** Opening DATASET EXTRACT block **

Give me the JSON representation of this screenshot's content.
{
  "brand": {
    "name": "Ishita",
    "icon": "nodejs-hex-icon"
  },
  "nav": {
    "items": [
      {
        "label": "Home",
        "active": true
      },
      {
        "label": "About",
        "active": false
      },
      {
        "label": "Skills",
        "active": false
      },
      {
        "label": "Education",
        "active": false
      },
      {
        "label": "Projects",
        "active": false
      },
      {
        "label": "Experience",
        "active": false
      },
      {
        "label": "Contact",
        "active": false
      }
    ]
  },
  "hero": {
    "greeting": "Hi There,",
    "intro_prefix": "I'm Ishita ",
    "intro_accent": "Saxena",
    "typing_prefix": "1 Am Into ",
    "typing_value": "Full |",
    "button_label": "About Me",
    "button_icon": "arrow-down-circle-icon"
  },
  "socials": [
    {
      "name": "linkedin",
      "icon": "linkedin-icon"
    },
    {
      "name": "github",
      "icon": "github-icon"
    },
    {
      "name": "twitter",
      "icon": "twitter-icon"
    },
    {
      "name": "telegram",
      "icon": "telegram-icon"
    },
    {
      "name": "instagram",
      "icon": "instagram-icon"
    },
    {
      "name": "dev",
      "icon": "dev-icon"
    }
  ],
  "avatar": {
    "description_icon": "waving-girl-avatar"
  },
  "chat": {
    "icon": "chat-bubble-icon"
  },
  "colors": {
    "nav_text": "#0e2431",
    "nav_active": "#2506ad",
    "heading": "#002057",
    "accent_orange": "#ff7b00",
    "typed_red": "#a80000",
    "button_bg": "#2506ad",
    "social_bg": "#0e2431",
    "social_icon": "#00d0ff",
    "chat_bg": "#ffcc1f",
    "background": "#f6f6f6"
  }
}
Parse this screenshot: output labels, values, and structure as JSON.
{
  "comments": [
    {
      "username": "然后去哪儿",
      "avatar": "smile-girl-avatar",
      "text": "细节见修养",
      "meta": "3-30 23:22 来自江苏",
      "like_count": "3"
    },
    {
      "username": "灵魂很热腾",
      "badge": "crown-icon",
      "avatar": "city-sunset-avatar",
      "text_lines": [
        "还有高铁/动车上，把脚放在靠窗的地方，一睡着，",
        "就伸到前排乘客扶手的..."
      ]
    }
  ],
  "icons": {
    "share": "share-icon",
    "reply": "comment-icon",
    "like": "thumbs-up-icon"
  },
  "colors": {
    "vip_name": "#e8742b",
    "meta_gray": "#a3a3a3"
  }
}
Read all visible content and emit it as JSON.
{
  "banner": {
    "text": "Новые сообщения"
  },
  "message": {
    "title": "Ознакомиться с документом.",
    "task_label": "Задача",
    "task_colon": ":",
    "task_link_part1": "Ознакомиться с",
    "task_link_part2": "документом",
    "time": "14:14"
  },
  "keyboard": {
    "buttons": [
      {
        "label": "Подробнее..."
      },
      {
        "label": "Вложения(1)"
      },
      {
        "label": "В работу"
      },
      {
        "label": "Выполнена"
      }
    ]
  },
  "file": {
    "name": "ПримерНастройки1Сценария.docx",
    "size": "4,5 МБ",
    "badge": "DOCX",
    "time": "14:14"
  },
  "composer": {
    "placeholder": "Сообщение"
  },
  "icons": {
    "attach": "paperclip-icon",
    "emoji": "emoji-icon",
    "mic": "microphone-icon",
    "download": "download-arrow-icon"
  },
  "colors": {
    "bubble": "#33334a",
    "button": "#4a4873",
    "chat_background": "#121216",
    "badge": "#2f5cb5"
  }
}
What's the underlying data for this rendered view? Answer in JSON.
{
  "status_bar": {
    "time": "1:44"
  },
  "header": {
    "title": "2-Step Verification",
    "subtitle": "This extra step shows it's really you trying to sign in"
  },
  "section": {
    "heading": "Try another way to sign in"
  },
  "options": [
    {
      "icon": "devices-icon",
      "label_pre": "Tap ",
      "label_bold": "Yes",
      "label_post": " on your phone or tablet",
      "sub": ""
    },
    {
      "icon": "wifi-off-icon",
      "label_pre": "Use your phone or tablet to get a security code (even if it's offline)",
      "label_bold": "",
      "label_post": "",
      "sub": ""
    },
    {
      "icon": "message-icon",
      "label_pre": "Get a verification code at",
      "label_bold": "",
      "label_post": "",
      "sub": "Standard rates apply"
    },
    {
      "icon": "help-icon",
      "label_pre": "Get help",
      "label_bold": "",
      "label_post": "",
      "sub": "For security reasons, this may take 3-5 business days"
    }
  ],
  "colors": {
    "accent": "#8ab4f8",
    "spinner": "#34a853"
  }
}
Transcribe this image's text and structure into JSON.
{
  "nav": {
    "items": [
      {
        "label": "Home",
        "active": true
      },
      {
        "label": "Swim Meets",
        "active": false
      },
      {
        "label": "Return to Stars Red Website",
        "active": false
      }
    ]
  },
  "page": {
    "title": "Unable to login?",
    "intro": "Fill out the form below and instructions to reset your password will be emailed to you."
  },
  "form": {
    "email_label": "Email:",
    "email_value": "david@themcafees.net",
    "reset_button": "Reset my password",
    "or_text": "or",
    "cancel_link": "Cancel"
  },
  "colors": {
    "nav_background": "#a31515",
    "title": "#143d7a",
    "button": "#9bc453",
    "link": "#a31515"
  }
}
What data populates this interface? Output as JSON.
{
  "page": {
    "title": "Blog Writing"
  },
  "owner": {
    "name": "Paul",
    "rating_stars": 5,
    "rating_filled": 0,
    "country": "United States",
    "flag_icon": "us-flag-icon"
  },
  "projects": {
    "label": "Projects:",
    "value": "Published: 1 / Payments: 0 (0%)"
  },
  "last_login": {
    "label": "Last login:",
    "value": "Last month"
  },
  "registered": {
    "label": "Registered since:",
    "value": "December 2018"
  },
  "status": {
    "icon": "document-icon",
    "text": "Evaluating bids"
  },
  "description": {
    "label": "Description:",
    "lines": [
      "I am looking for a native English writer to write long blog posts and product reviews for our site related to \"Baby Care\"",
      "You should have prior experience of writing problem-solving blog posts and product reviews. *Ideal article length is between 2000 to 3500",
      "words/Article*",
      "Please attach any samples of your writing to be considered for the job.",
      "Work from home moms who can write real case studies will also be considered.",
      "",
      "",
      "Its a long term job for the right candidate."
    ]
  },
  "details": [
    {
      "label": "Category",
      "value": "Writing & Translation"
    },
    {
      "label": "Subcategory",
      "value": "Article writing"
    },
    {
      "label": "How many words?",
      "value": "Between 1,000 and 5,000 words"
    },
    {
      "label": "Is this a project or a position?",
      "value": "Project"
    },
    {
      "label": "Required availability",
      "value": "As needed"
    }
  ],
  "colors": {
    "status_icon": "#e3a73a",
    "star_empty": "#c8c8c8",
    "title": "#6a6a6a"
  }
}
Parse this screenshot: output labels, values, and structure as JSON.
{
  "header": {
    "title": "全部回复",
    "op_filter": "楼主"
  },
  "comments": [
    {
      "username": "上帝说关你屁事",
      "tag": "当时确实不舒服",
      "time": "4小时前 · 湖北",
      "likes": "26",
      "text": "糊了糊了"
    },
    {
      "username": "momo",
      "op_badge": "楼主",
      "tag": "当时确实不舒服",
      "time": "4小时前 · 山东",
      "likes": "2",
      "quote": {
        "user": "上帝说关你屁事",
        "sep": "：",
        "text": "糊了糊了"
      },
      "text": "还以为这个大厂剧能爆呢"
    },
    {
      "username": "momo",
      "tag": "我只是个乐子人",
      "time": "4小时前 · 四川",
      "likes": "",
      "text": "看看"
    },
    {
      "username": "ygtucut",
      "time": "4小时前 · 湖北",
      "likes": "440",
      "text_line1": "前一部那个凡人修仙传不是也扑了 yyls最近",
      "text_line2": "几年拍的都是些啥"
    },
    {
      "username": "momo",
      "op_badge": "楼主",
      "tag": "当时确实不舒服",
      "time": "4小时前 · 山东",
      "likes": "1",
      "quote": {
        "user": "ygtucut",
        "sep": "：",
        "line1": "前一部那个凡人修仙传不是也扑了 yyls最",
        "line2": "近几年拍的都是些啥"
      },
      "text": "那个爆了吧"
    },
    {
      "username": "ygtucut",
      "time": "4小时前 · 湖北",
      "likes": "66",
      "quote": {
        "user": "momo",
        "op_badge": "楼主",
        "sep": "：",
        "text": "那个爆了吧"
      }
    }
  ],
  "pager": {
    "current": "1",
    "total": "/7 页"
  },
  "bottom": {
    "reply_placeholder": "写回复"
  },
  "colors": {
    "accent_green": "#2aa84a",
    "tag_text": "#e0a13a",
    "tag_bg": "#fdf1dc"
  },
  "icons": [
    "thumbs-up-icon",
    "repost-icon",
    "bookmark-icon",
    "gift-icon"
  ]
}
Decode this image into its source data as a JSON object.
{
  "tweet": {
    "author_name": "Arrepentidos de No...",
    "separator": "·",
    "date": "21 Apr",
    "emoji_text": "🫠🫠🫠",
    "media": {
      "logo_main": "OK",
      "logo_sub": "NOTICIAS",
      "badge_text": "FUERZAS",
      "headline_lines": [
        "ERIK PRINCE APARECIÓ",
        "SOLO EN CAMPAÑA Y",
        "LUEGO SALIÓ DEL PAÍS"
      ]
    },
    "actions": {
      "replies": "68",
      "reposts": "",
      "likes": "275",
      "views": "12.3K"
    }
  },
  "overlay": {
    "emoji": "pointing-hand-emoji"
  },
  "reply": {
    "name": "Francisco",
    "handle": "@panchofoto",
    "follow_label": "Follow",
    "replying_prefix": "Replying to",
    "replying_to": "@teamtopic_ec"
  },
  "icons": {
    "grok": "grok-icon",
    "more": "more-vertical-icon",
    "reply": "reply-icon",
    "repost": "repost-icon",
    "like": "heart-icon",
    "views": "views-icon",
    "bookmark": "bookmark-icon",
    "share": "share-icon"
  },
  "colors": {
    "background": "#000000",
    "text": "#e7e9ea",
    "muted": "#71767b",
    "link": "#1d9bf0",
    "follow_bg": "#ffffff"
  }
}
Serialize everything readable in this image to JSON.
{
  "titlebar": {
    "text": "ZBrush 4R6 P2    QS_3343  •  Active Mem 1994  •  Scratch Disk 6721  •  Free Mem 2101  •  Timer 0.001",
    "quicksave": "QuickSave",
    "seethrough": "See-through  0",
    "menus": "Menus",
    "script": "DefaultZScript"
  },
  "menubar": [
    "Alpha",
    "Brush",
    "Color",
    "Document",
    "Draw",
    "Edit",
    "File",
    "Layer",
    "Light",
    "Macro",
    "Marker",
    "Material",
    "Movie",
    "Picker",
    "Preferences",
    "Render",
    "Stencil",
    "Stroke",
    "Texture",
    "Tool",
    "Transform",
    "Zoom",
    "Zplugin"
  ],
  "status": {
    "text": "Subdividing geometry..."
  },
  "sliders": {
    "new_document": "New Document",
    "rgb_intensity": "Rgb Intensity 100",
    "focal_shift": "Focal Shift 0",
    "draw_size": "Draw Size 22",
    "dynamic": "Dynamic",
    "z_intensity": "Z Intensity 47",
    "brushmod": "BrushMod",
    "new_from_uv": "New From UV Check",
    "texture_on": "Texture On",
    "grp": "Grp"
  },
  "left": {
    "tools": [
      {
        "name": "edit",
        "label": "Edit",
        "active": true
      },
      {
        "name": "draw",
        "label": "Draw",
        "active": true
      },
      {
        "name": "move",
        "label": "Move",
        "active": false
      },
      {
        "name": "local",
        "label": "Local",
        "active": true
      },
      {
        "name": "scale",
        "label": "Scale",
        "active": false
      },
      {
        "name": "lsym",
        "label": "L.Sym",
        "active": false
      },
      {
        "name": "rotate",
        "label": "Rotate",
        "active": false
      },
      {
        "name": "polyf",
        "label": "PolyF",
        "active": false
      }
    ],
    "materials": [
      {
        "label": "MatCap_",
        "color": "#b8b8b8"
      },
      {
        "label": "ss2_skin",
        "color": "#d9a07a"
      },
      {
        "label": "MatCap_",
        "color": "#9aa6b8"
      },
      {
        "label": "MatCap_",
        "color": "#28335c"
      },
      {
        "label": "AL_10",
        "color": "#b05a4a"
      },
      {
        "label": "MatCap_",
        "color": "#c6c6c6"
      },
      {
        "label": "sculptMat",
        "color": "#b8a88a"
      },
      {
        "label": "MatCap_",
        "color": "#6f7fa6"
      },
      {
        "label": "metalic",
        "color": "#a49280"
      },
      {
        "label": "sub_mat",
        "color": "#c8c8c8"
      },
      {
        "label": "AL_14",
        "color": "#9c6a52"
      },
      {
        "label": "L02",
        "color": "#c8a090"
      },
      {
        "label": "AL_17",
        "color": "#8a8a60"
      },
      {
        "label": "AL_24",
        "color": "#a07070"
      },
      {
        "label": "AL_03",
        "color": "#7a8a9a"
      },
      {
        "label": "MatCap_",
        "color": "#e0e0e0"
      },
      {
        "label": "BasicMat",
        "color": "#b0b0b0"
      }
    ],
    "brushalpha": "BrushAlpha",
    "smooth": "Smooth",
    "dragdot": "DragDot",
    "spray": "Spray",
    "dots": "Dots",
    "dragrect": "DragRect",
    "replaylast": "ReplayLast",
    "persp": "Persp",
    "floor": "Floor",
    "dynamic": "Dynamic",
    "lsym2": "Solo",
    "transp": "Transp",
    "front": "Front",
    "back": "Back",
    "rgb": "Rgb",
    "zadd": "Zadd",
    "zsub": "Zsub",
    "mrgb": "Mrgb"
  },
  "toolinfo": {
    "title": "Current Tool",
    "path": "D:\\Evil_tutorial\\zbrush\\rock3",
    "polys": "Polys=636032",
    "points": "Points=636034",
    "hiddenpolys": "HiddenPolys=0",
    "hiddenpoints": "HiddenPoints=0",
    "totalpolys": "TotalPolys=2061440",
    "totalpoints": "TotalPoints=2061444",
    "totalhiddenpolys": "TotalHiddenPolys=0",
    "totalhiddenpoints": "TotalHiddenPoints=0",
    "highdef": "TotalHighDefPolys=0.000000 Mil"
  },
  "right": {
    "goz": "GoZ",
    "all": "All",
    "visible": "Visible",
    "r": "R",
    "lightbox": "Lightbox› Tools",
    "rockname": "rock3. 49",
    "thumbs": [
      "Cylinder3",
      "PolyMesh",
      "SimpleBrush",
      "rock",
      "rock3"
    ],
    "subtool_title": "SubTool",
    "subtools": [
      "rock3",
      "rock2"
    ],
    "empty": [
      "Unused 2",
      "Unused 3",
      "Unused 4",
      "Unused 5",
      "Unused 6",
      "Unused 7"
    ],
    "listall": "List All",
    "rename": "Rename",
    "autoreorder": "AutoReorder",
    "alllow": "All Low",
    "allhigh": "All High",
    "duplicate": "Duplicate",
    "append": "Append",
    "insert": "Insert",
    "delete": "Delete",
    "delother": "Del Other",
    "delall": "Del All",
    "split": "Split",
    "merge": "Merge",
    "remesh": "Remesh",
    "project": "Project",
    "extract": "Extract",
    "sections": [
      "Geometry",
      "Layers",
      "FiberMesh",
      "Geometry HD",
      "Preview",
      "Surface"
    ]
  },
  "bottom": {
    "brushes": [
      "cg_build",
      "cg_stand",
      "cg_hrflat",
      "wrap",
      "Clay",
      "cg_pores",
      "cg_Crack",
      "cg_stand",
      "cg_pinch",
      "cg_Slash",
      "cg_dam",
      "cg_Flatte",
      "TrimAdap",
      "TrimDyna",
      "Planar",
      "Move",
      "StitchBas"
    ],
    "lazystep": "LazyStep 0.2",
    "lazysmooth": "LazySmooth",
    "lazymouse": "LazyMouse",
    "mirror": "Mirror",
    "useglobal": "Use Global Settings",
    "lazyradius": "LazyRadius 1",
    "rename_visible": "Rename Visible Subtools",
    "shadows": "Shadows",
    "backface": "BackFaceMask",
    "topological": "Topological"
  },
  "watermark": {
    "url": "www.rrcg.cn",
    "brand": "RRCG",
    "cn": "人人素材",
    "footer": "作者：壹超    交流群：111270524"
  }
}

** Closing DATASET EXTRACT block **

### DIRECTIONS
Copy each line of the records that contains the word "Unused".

### THE ANSWER
      "Unused 2",
      "Unused 3",
      "Unused 4",
      "Unused 5",
      "Unused 6",
      "Unused 7"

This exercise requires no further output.